academic integrity will be enforced in this course. The code forbids cheating, fabrication
or falsification of information, multiple submissions of academic work, plagiarism, abuse
of academic materials, and complicity in academic dishonesty. You may work with study
partners and discuss the subject matter with them. However, each student is individually
responsible for his/her tests, papers, and reports. The UNC Charlotte Code of Student
Academic Integrity is published in the current University Catalog.

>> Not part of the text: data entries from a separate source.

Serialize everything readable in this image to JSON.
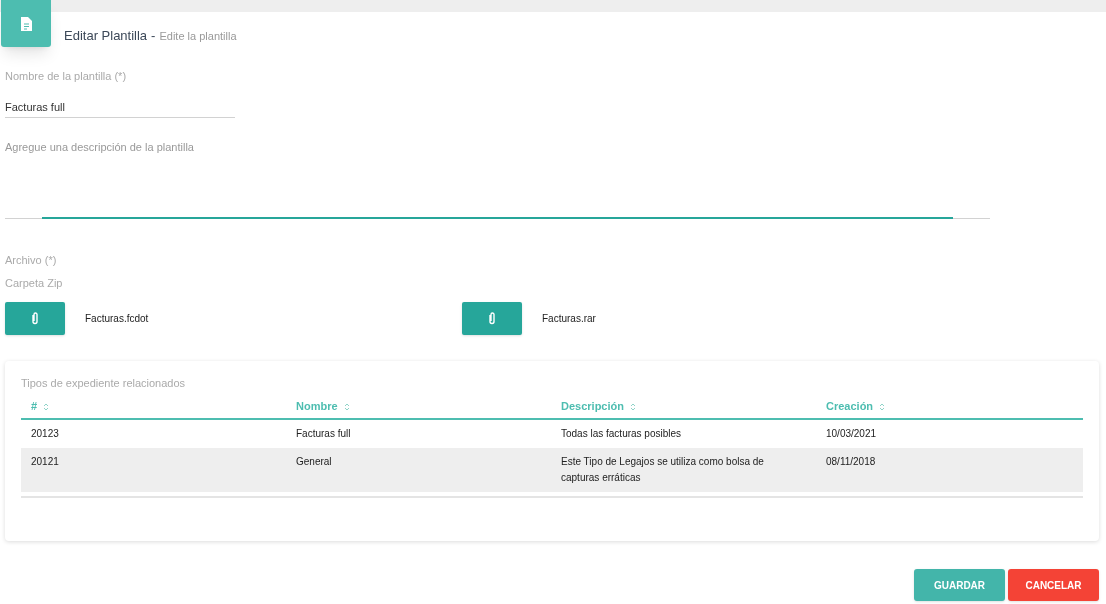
{
  "header": {
    "title": "Editar Plantilla",
    "separator": "-",
    "subtitle": "Edite la plantilla"
  },
  "name_field": {
    "label": "Nombre de la plantilla (*)",
    "value": "Facturas full"
  },
  "description_field": {
    "placeholder": "Agregue una descripción de la plantilla",
    "focused": true
  },
  "file_section": {
    "label": "Archivo (*)",
    "sublabel": "Carpeta Zip",
    "files": [
      {
        "name": "Facturas.fcdot"
      },
      {
        "name": "Facturas.rar"
      }
    ]
  },
  "table": {
    "title": "Tipos de expediente relacionados",
    "columns": [
      "#",
      "Nombre",
      "Descripción",
      "Creación"
    ],
    "rows": [
      {
        "cells": [
          "20123",
          "Facturas full",
          "Todas las facturas posibles",
          "10/03/2021"
        ],
        "selected": false
      },
      {
        "cells": [
          "20121",
          "General",
          "Este Tipo de Legajos se utiliza como bolsa de capturas erráticas",
          "08/11/2018"
        ],
        "selected": true
      }
    ]
  },
  "buttons": [
    {
      "label": "GUARDAR",
      "kind": "primary"
    },
    {
      "label": "CANCELAR",
      "kind": "danger"
    }
  ]
}
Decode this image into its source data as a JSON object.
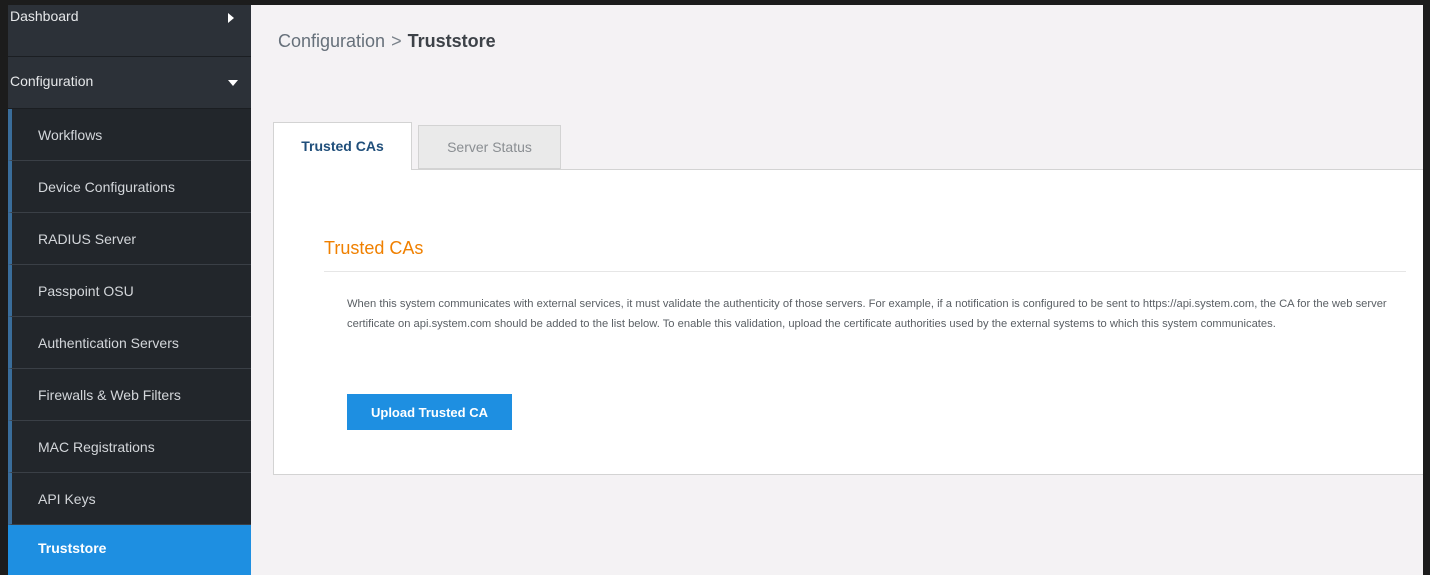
{
  "sidebar": {
    "dashboard_label": "Dashboard",
    "configuration_label": "Configuration",
    "items": [
      {
        "label": "Workflows"
      },
      {
        "label": "Device Configurations"
      },
      {
        "label": "RADIUS Server"
      },
      {
        "label": "Passpoint OSU"
      },
      {
        "label": "Authentication Servers"
      },
      {
        "label": "Firewalls & Web Filters"
      },
      {
        "label": "MAC Registrations"
      },
      {
        "label": "API Keys"
      },
      {
        "label": "Truststore",
        "active": true
      }
    ]
  },
  "breadcrumb": {
    "parent": "Configuration",
    "separator": ">",
    "current": "Truststore"
  },
  "tabs": [
    {
      "label": "Trusted CAs",
      "active": true
    },
    {
      "label": "Server Status",
      "active": false
    }
  ],
  "section": {
    "title": "Trusted CAs",
    "description": "When this system communicates with external services, it must validate the authenticity of those servers. For example, if a notification is configured to be sent to https://api.system.com, the CA for the web server certificate on api.system.com should be added to the list below. To enable this validation, upload the certificate authorities used by the external systems to which this system communicates.",
    "upload_button": "Upload Trusted CA"
  },
  "colors": {
    "sidebar_bg": "#2c3138",
    "active_item": "#1e8fe1",
    "section_title": "#f08000",
    "button": "#1e8fe1"
  },
  "icons": {
    "dashboard_caret": "caret-right-icon",
    "configuration_caret": "caret-down-icon"
  }
}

The code is also
available at www.uncc.edu/unccatty/policystate/ps-105.html.

Course Outline
The following course outline is tentative and subject to change

Date Chapter Topics

12-Jan Maxwell's Equations, Electromagnetic Waves, & Polarization
Maxwell's Equations &
19-Jan EM Waves The Poynting Theorem
26-Jan Conservation of Momentum
2-Feb Optical Properties of Material
9-Feb Constitutive Relations
Waves in Media
16-Feb Waves in Dielectric Media (iostropic & anisotropic)
23-Feb Waves in Dispersive or Lossy Media
2-Mar midterm
16-Mar Electromagnetic Boundary Conditions & Phase Matching
23-Mar Waves at Interfaces Reflection & Transmission at Lossless & Lossy Media
30-Mar Reflection & Transmission at Layered Media
26-Jan Retarded Potentials
2-Feb Electric Dipole Radiation
20-Apr Scattering by Dielectric Spheres
27-Apr Scattering by Conductive Spheres